Records drawn from a dataset
####################

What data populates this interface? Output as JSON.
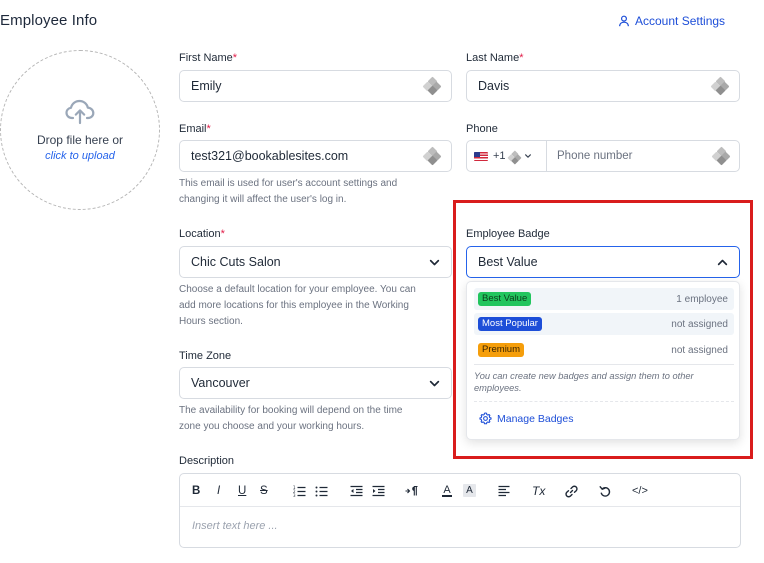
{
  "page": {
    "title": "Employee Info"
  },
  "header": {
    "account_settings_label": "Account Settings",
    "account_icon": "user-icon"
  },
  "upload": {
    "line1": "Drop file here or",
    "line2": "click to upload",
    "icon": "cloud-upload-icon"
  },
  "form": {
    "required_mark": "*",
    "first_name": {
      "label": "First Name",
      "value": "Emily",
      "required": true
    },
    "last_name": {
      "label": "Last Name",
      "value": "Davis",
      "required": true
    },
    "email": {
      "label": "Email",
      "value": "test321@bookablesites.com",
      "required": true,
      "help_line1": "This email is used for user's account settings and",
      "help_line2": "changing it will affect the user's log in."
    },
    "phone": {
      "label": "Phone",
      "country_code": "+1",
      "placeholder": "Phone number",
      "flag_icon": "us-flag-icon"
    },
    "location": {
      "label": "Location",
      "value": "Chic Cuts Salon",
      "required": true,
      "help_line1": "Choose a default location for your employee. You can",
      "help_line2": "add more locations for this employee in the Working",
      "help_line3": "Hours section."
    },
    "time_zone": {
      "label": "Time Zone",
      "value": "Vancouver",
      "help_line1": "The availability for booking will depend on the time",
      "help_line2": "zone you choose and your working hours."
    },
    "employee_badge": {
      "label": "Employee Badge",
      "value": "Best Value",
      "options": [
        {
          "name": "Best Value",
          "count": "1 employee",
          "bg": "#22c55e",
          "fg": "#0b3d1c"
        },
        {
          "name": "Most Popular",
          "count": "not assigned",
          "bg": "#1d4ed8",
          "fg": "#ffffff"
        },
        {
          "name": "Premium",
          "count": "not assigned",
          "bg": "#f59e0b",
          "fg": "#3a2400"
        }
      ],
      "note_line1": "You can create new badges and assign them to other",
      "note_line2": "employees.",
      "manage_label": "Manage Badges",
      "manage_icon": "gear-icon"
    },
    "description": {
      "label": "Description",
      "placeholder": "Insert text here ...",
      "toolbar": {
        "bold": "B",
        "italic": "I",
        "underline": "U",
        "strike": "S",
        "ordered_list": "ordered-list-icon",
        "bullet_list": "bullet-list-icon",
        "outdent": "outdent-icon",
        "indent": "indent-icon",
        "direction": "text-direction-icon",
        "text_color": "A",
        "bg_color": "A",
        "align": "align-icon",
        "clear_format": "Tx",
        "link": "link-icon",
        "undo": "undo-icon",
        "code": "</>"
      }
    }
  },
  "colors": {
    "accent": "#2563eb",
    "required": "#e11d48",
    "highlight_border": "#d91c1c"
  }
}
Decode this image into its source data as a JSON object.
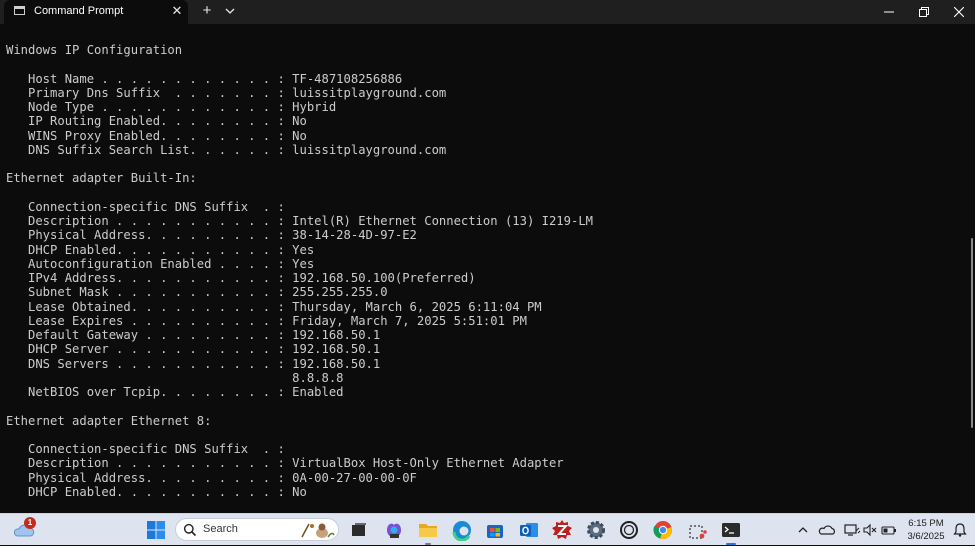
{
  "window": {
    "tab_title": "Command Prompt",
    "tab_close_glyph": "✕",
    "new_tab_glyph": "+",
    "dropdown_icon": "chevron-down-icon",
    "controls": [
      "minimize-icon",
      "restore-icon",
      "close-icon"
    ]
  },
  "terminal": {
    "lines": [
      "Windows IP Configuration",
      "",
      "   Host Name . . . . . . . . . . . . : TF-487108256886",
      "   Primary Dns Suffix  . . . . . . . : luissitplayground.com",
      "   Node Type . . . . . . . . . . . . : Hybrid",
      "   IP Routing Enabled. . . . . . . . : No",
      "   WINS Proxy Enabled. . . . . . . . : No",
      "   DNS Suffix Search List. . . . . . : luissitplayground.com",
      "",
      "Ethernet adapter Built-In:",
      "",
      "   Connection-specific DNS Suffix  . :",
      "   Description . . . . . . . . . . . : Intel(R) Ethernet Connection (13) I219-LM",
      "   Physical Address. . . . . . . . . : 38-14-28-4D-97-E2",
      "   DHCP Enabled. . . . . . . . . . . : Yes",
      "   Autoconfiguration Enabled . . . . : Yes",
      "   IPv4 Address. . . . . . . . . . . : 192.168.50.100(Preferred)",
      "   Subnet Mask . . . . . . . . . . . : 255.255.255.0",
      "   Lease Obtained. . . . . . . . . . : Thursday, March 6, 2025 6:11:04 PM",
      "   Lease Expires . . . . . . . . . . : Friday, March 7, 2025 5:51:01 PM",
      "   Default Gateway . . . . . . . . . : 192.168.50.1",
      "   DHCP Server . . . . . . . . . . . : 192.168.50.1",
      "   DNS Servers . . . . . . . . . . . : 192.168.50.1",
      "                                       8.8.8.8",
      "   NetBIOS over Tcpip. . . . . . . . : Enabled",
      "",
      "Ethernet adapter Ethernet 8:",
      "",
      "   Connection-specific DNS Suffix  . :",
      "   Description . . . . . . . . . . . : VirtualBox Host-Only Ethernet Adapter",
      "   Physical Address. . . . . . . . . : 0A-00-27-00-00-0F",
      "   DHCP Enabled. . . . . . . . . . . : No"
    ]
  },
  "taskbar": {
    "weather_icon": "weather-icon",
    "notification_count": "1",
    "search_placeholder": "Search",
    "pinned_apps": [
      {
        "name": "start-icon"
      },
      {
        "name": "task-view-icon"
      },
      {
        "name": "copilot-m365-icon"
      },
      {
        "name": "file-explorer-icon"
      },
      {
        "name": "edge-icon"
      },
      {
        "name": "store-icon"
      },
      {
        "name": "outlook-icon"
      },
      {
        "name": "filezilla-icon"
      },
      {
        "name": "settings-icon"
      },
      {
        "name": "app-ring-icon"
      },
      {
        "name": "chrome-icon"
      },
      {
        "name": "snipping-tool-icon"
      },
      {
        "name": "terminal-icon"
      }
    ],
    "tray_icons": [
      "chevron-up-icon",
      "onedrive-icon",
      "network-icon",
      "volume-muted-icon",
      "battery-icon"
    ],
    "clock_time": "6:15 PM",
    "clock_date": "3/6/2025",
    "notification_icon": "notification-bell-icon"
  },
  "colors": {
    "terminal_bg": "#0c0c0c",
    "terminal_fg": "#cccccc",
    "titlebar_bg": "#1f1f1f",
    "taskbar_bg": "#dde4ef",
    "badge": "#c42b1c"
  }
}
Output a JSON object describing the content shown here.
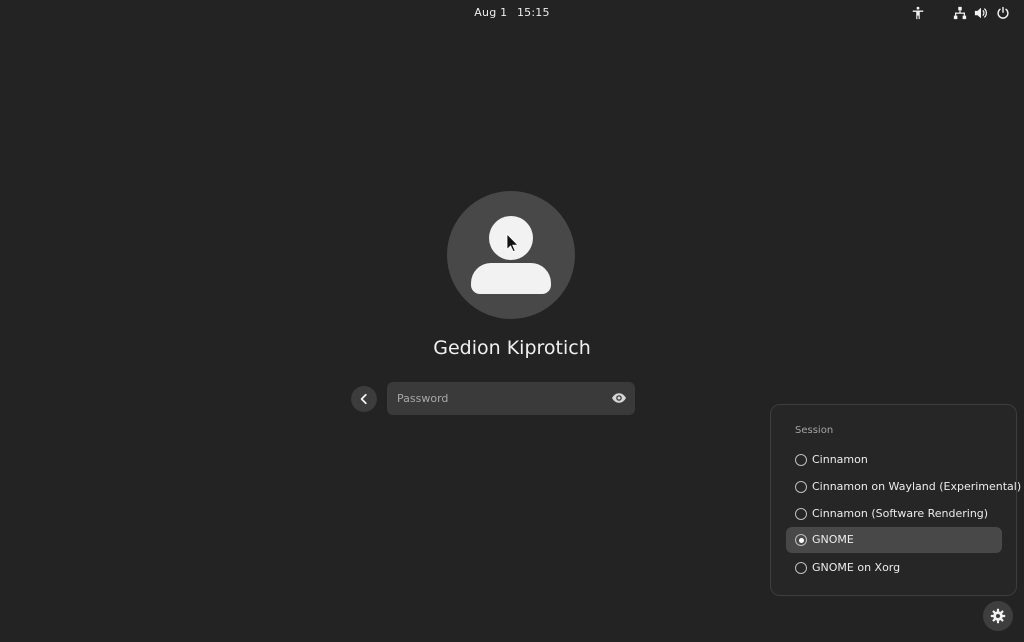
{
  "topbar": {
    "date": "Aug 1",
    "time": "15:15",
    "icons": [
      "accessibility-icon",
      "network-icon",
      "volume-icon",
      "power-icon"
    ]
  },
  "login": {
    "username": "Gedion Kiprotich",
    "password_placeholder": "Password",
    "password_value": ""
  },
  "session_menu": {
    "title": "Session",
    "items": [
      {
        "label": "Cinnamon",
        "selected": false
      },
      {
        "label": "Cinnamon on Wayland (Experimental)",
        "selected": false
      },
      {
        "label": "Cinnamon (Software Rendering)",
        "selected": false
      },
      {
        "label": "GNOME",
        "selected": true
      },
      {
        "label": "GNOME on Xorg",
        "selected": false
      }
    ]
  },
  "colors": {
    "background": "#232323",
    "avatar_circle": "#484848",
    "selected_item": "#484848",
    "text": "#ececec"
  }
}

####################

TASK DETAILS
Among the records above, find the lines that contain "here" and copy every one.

ANSWER SECTION
    "line1": "Drop file here or",
      "placeholder": "Insert text here ...",
Output a JSON object describing the content shown here.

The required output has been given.